Cracking the Code
Advice from my bud, U.S. Open champ Matt Fitzpatrick
ON THE BAG Rapaport caddied for Fitzpatrick at the AT&T Pebble Beach National Pro-Am in 2020.
Matt and I go way back to the fall of 2013 when we were freshmen at Northwestern University—he for golf, me for journalism. I stayed through graduation, but Matt left after a few months to pursue golf full time. It’s worked out fine for both of us, and we’ve stayed close ever since. I’m trying to get my game back in shape, so having a major champion to bounce ideas off of doesn’t suck.
I called him after a frustrating performance in a qualifier for the U.S. Mid-Am Championship this past summer. I’d squandered some opportunities and missed the final qualifying score of 70 by four shots. His first question: “How was your warm-up?” “Fine,” I told him. “The usual. A couple of 56-degree wedges, 8-irons and drivers. Just trying to get loose, right?” He started laughing. “You can’t just not hit long irons before the round because you’re scared of them. Do you realize how many terrible 4-irons I’ve hit on the range before tournaments? You have to get a feel for your swing that day, and you can’t have your first swing with a long iron be on the golf course.” Good point.
I’m often asked what kind of insider tips Matt has given me, or if spending time around him has helped my game. Truth? There is no secret the pros are hiding, no one drill or swing thought that leads to a major breakthrough. Whenever I complain about my rounds, Matt asks how much I’ve been practicing. When I tell him not at all, he usually refuses to indulge the conversation any further.

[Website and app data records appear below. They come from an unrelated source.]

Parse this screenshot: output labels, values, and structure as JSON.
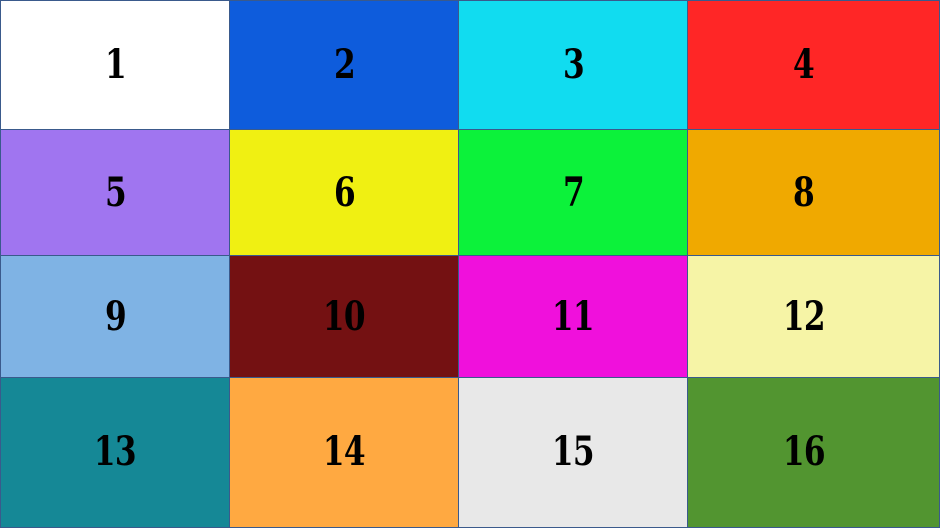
{
  "tiles": [
    {
      "label": "1",
      "color": "#ffffff"
    },
    {
      "label": "2",
      "color": "#0e5cdc"
    },
    {
      "label": "3",
      "color": "#11dcf0"
    },
    {
      "label": "4",
      "color": "#ff2626"
    },
    {
      "label": "5",
      "color": "#a075f0"
    },
    {
      "label": "6",
      "color": "#f0f012"
    },
    {
      "label": "7",
      "color": "#0cf23a"
    },
    {
      "label": "8",
      "color": "#f0a900"
    },
    {
      "label": "9",
      "color": "#7fb3e4"
    },
    {
      "label": "10",
      "color": "#741112"
    },
    {
      "label": "11",
      "color": "#f010dc"
    },
    {
      "label": "12",
      "color": "#f6f4a6"
    },
    {
      "label": "13",
      "color": "#158896"
    },
    {
      "label": "14",
      "color": "#ffa941"
    },
    {
      "label": "15",
      "color": "#e8e8e8"
    },
    {
      "label": "16",
      "color": "#529530"
    }
  ]
}
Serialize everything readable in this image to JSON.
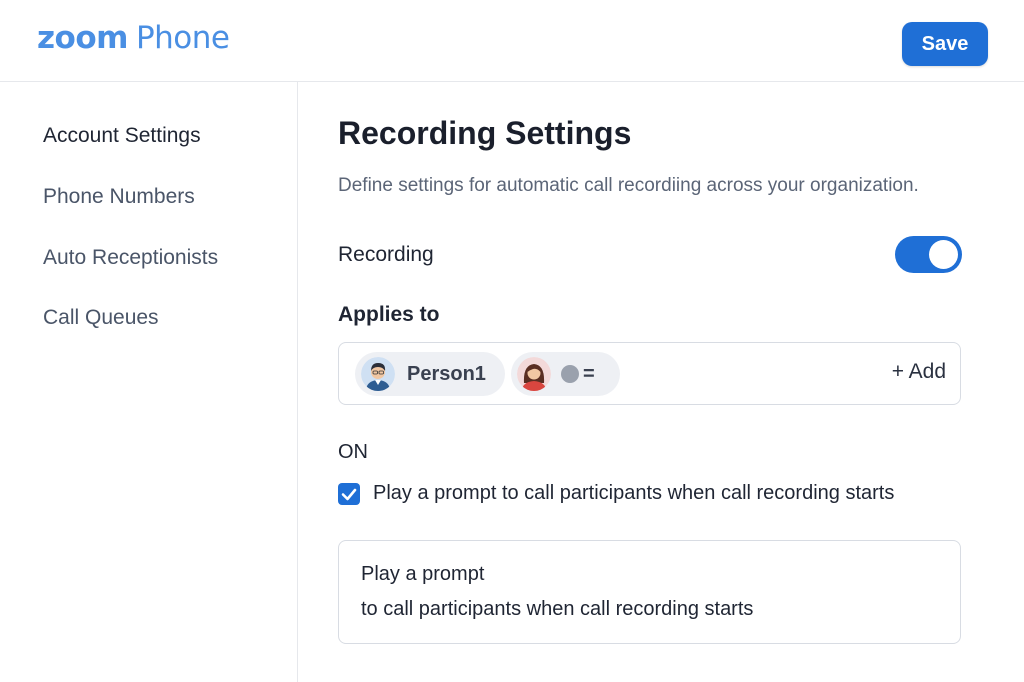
{
  "header": {
    "logo_zoom": "zoom",
    "logo_phone": "Phone",
    "save_label": "Save"
  },
  "sidebar": {
    "items": [
      {
        "label": "Account Settings",
        "active": true
      },
      {
        "label": "Phone Numbers",
        "active": false
      },
      {
        "label": "Auto Receptionists",
        "active": false
      },
      {
        "label": "Call Queues",
        "active": false
      }
    ]
  },
  "main": {
    "title": "Recording Settings",
    "description": "Define settings for automatic call recordiing across your organization.",
    "recording": {
      "label": "Recording",
      "enabled": true
    },
    "applies_to": {
      "label": "Applies to",
      "chips": [
        {
          "name": "Person1",
          "avatar": "male-avatar-icon"
        },
        {
          "name": "",
          "avatar": "female-avatar-icon",
          "extra": "="
        }
      ],
      "add_label": "+ Add"
    },
    "on_label": "ON",
    "prompt_checkbox": {
      "checked": true,
      "label": "Play a prompt to call participants when call recording starts"
    },
    "prompt_text": {
      "line1": "Play a prompt",
      "line2": "to call participants when call recording starts"
    }
  },
  "colors": {
    "accent": "#1f6fd6",
    "logo": "#4a8fe3"
  }
}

The message should be obvious for all of us: If you want to get better, you have to put in the work. It’s that simple. You have to be willing to dial in your wedge numbers on the range, to do speed-control drills on the green, to get after it in the gym. You can’t ignore a part of your game and hope it just magically improves.